While some mustard greens are widely used (especially in Asian cuisine), most are not well known in Australia. This is a pity as they are healthy, tasty, quick growing, and definitely best when harvested fresh from the garden. Just as mustard has quite a bite, so do the leaves of mustard greens. They are great for salads when young, and good in stir fries when a bit older.

Edible mustard greens are members of the genus Brassica, which includes other vegetables such as cauliflower, cabbage and broccoli. Their botanical names include Brassica juncea and Brassica rapa.

Varieties of Brassica juncea include:

Green Wave, Wasabina, Japanese Giant Red Mustard or Mustard ‘Red Giant’, Curled Mustard, Southern Giant, Golden Streaks, Osaka Purple, Mizuna – both green and purple*, Gai Choi, Tender Green, Yukina Savoy, Tatsoi (sometimes classified as Brassica rapa) and Scarlet Frills.

Varieties of Brassica rapa include:

Mustard Spinach Komatsuna, Pak Choi, Bok Choy, Tokyo Bekana and Japanese Mibuna.

These varieties are all available in Australia (see seed stockists further below).

Other mustards

There are 2 other main types of mustard. Black Mustard is grown for seed and then used to make mustard. Mustard Biofumigant is a non-edible type of mustard grown as a soil fumigant. This plant releases compounds that attack soil-borne diseases and disinfect the soil. It is a long-term crop, meaning it needs to grow for 21 weeks and then be dug back into the bed.

Site and soil

Choose a sunny site or area of partial sun depending on the season. Soil should be well drained and contain plenty of organic matter. The soil should not dry out and should be kept weed-free.


Sow seed directly into soil at a depth of about 5cm. I prefer to broadcast the seed across the soil and then cover, and grow plants tightly together (rather than plant in rows) as this deters pests from eating the leaves. Germination takes 7 -14 days.


Pests include caterpillars, slugs, snails and earwigs. Use a deterrent for caterpillars, slugs, and snails, and for earwigs put some stakes in the bed and place a down-turned pot stuffed with newspaper on top of the stake. The earwigs will head for the pot of newspaper and you can remove the pot daily or every few days and dispose of the paper and earwigs. Netting them is another option, but secure the hem to the ground to keep crawling pests out. Net does prevent white cabbage butterfly laying eggs on the leaves, preventing the hacthed caterpillars from stripping the juicy leaves, leaving only the ribs and veins.


Snip most leaves for use when they are between 10 -15cm high. They will still be tender at this height. You can also grow them as microgreens, snipping them when they are about 3cm high.
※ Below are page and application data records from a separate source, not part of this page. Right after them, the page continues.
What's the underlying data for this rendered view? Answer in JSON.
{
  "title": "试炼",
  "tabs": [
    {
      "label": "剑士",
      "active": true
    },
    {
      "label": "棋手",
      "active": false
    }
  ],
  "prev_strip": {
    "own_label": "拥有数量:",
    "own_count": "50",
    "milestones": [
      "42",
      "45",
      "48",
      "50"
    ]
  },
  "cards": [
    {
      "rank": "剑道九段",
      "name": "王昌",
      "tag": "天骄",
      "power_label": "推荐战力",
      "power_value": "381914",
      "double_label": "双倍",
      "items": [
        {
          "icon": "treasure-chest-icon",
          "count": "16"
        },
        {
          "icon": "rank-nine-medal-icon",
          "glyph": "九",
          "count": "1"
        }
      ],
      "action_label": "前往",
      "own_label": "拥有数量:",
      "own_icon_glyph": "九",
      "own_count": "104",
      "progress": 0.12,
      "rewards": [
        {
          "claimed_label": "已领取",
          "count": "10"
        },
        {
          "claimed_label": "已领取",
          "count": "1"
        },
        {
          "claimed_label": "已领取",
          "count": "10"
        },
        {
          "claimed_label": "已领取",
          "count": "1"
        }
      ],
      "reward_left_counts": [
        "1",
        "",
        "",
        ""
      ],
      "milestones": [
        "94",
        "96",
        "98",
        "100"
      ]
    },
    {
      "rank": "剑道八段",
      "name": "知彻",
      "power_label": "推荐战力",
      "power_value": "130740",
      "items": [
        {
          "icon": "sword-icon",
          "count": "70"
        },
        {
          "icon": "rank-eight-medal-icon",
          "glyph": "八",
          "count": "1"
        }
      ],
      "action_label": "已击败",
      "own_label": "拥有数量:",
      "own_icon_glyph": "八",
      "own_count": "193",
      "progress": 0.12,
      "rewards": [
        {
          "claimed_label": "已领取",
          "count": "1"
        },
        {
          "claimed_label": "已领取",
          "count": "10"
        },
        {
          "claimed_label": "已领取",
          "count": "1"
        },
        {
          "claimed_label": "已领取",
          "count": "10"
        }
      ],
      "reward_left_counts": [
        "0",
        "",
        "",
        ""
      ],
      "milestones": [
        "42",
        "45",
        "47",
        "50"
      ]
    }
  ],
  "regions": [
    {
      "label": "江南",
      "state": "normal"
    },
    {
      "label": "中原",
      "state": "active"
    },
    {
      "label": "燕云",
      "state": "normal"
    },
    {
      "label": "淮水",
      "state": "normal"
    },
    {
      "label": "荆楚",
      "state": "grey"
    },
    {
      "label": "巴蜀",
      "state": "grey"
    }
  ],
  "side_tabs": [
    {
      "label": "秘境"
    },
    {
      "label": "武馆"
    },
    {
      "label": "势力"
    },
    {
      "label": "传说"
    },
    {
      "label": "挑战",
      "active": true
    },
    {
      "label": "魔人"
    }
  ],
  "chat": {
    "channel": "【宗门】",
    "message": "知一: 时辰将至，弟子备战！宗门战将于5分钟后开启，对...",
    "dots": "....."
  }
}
Collect seed

Let some plants go to seed, and collect and store seed for later use.

Where to buy seed
The Seed Collection
Happy Valley Seeds
Eden Seeds
Seed Freaks

Bulleen Art and Garden Nursery stock a wide range of mustard greens seed.

Words and Photos by Robin Gale-Baker